Two new bosses and a bit of learning time on a third, not too bad. I also distinguished myself with an inane number of accidental trash pulls. I think the best was when I had lined a mob up to shoot and instead I hit the charge button (ie. so instead of shooting it, I charged into the pack). The fact that none of these mad pulls wiped the group shows that a) people are reasonably on their toes and b) Naxx trash is NOT what it used to be.

Another time, same as the first

Last night I was out and the guys went back in and … cleared all the bosses we’d killed last week. So that’s spider wing, plague wing, and first two bosses of the construct wing. There was one plate-wearing tank there so naturally loads of tanking gear dropped and he got almost totally outfitted without having to bid more than minimum DKP on any item.

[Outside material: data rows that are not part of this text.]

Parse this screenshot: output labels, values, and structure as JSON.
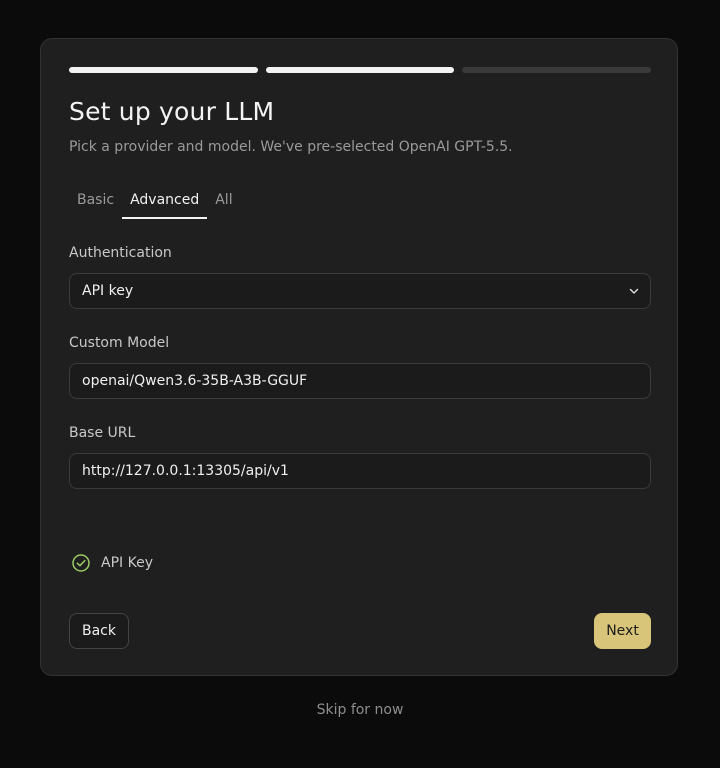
{
  "progress": {
    "total_steps": 3,
    "completed_steps": 2
  },
  "header": {
    "title": "Set up your LLM",
    "subtitle": "Pick a provider and model. We've pre-selected OpenAI GPT-5.5."
  },
  "tabs": [
    {
      "label": "Basic",
      "active": false
    },
    {
      "label": "Advanced",
      "active": true
    },
    {
      "label": "All",
      "active": false
    }
  ],
  "form": {
    "authentication": {
      "label": "Authentication",
      "value": "API key"
    },
    "custom_model": {
      "label": "Custom Model",
      "value": "openai/Qwen3.6-35B-A3B-GGUF"
    },
    "base_url": {
      "label": "Base URL",
      "value": "http://127.0.0.1:13305/api/v1"
    },
    "api_key": {
      "label": "API Key",
      "value": "••••••••••••••",
      "status": "verified"
    }
  },
  "footer": {
    "back_label": "Back",
    "next_label": "Next",
    "skip_label": "Skip for now"
  },
  "colors": {
    "accent": "#d8c57a",
    "verified": "#9ccc65",
    "background": "#0b0b0b",
    "card": "#1f1f1f"
  },
  "icons": {
    "select_chevron": "chevron-down-icon",
    "api_key_status": "check-circle-icon"
  }
}
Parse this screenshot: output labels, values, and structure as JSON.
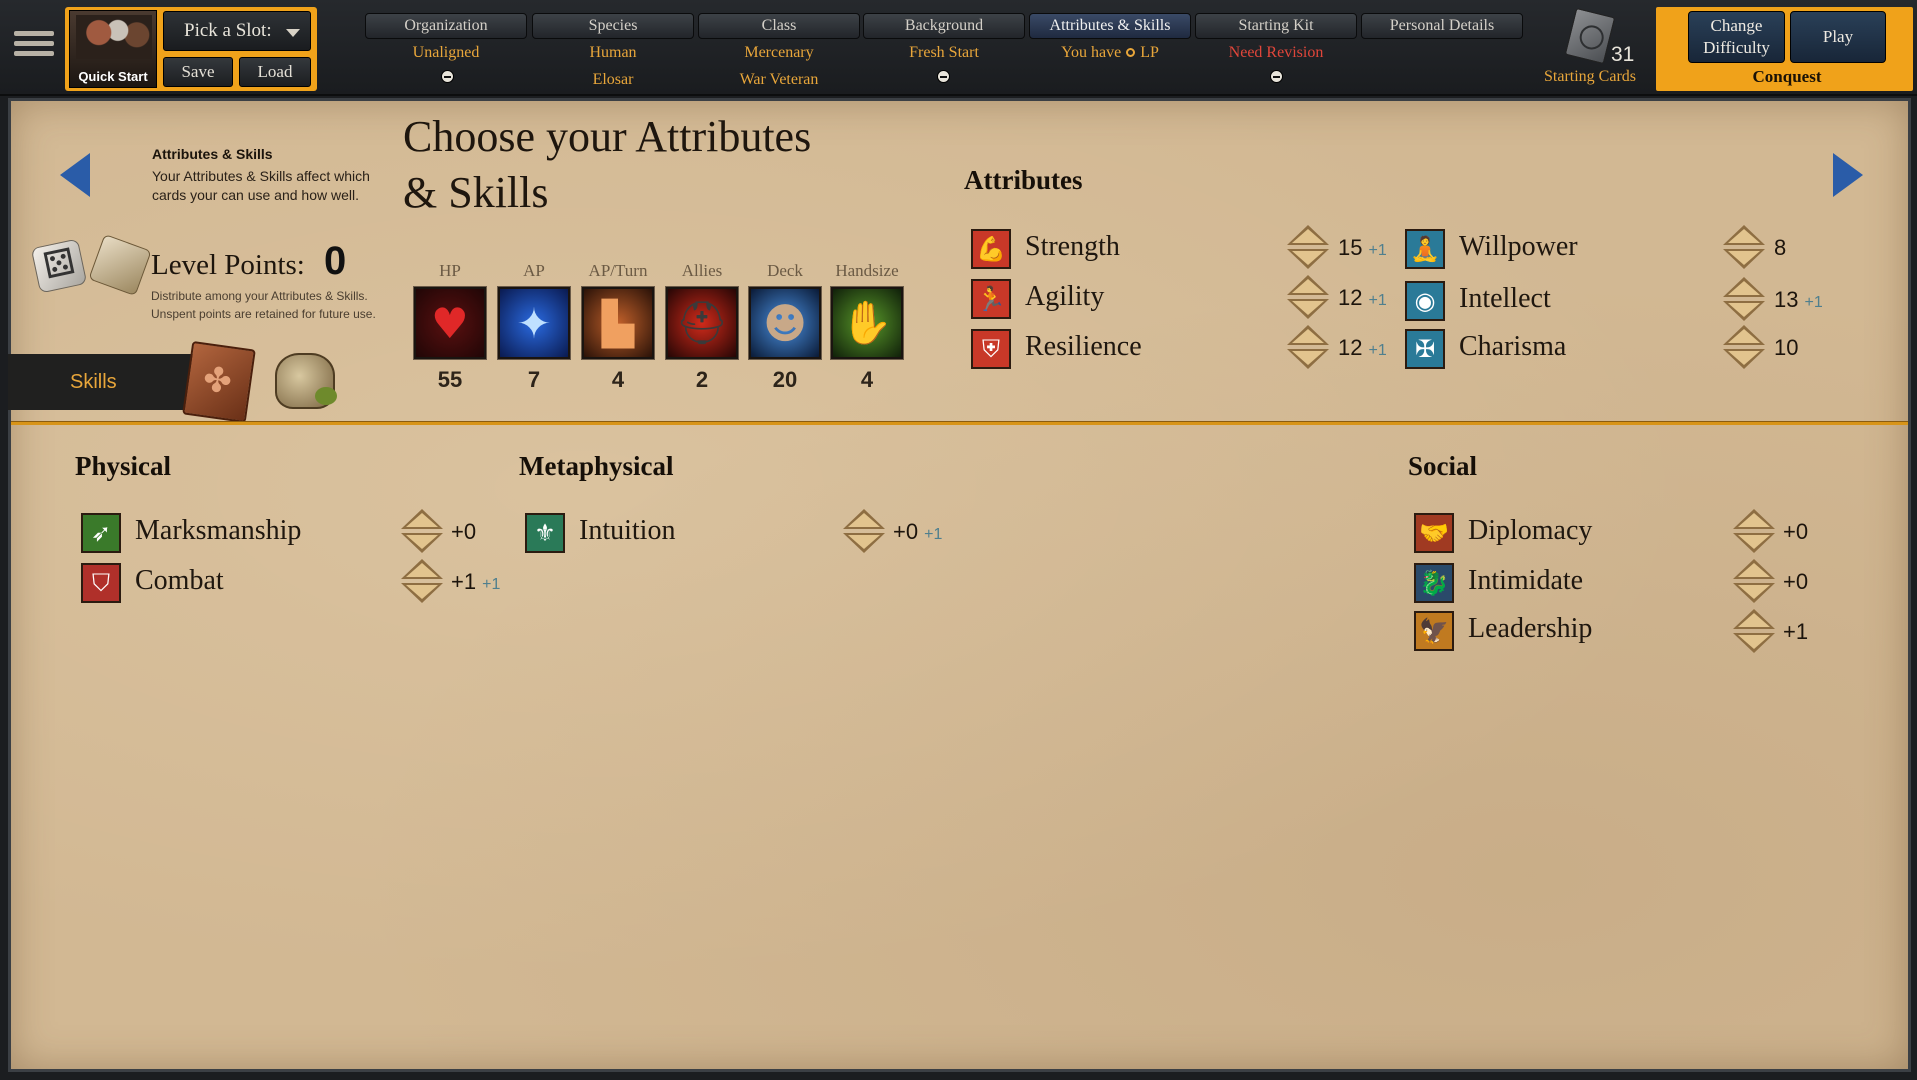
{
  "topbar": {
    "quick_start_label": "Quick Start",
    "slot_label": "Pick a Slot:",
    "save_label": "Save",
    "load_label": "Load",
    "tabs": [
      {
        "label": "Organization",
        "values": [
          "Unaligned"
        ]
      },
      {
        "label": "Species",
        "values": [
          "Human",
          "Elosar"
        ]
      },
      {
        "label": "Class",
        "values": [
          "Mercenary",
          "War Veteran"
        ]
      },
      {
        "label": "Background",
        "values": [
          "Fresh Start"
        ]
      },
      {
        "label": "Attributes & Skills",
        "value_prefix": "You have",
        "value_suffix": "LP"
      },
      {
        "label": "Starting Kit",
        "values": [
          "Need Revision"
        ]
      },
      {
        "label": "Personal Details",
        "values": []
      }
    ],
    "starting_cards_count": "31",
    "starting_cards_label": "Starting Cards",
    "change_difficulty_label": "Change Difficulty",
    "play_label": "Play",
    "difficulty": "Conquest",
    "colors": {
      "accent": "#f0a21a",
      "value_text": "#e8a63a",
      "warning": "#e0463a",
      "active_tab": "#2a3a56"
    }
  },
  "info": {
    "title": "Attributes & Skills",
    "description": "Your Attributes & Skills affect which cards your can use and how well."
  },
  "page_title": "Choose your Attributes & Skills",
  "level_points": {
    "label": "Level Points:",
    "value": "0",
    "description": "Distribute among your Attributes & Skills. Unspent points are retained for future use."
  },
  "stats": [
    {
      "label": "HP",
      "value": "55",
      "icon": "heart-icon"
    },
    {
      "label": "AP",
      "value": "7",
      "icon": "blue-flame-icon"
    },
    {
      "label": "AP/Turn",
      "value": "4",
      "icon": "boot-icon"
    },
    {
      "label": "Allies",
      "value": "2",
      "icon": "helmet-icon"
    },
    {
      "label": "Deck",
      "value": "20",
      "icon": "face-icon"
    },
    {
      "label": "Handsize",
      "value": "4",
      "icon": "hand-icon"
    }
  ],
  "skills_tab_label": "Skills",
  "attributes": {
    "heading": "Attributes",
    "items": [
      {
        "name": "Strength",
        "value": "15",
        "bonus": "+1",
        "icon": "flexed-arm-icon"
      },
      {
        "name": "Agility",
        "value": "12",
        "bonus": "+1",
        "icon": "running-figure-icon"
      },
      {
        "name": "Resilience",
        "value": "12",
        "bonus": "+1",
        "icon": "armored-torso-icon"
      },
      {
        "name": "Willpower",
        "value": "8",
        "bonus": "",
        "icon": "meditating-figure-icon"
      },
      {
        "name": "Intellect",
        "value": "13",
        "bonus": "+1",
        "icon": "brain-icon"
      },
      {
        "name": "Charisma",
        "value": "10",
        "bonus": "",
        "icon": "winged-figure-icon"
      }
    ]
  },
  "skills": {
    "physical": {
      "heading": "Physical",
      "items": [
        {
          "name": "Marksmanship",
          "value": "+0",
          "bonus": "",
          "icon": "arrows-icon"
        },
        {
          "name": "Combat",
          "value": "+1",
          "bonus": "+1",
          "icon": "spartan-helmet-icon"
        }
      ]
    },
    "metaphysical": {
      "heading": "Metaphysical",
      "items": [
        {
          "name": "Intuition",
          "value": "+0",
          "bonus": "+1",
          "icon": "eye-tree-icon"
        }
      ]
    },
    "social": {
      "heading": "Social",
      "items": [
        {
          "name": "Diplomacy",
          "value": "+0",
          "bonus": "",
          "icon": "handshake-icon"
        },
        {
          "name": "Intimidate",
          "value": "+0",
          "bonus": "",
          "icon": "dragon-head-icon"
        },
        {
          "name": "Leadership",
          "value": "+1",
          "bonus": "",
          "icon": "eagle-crest-icon"
        }
      ]
    }
  }
}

I’m dead proud of them all, but I have to steel myself to log in now because he is that guy who will spend all of this week boasting about his stats and copy/pasting his new purples to guild chat. I wouldn’t mind but he also got geared up in a single Karazhan run in the last expansion!

There must be a downside to being ultra-lucky with drops and lack of competition but I can’t see what it is. And naturally if we’d scheduled the runs in the opposite order, I would be bitching about missing the first kills instead 😉

In which I lead a raid

Over last weekend, we also took out Sartharion. Because he’s a fairly easy fight, the RLs decided to use this as an opportunity to rotate a few people into the raid who aren’t really geared for Naxxramas yet but are keen to raid. We one shotted the dragon, but it was a drawn out messy kill and I personally cannot wait until paladins get a regular taunt next patch (hopefully next week) because one of ours kept taunting the boss off me, which is annoying.

After this, I organised a 10 man raid to the same boss. It is definitely weird having the encounters available on both 10 and 25 man mode, but was quite fun to go in with a few guildies and trash him with feeling for being such a pain earlier. Had compliments on my raid leading which amuses me because I thought I was being laconic to the point of comatoseness, plus its hard to really give useful instructions with a dragon in your face.

This week’s bitching in raid forums

The main discussion this week was about DKP. I can’t stand DKP, its only redeeming factor in my eyes is that it makes life easier for the raid leaders than the alternative. So this week we were discussing some new tweak someone thought up to our scheme where when you bid you have to also say if it’s a major or minor upgrade for you.

I personally think this is dumb. Clearly if it’s a major upgrade you’ll just bid more because it will be worth more to you? Unless you are that guy who lucks out and gets everything for min bid but I’m not bitter.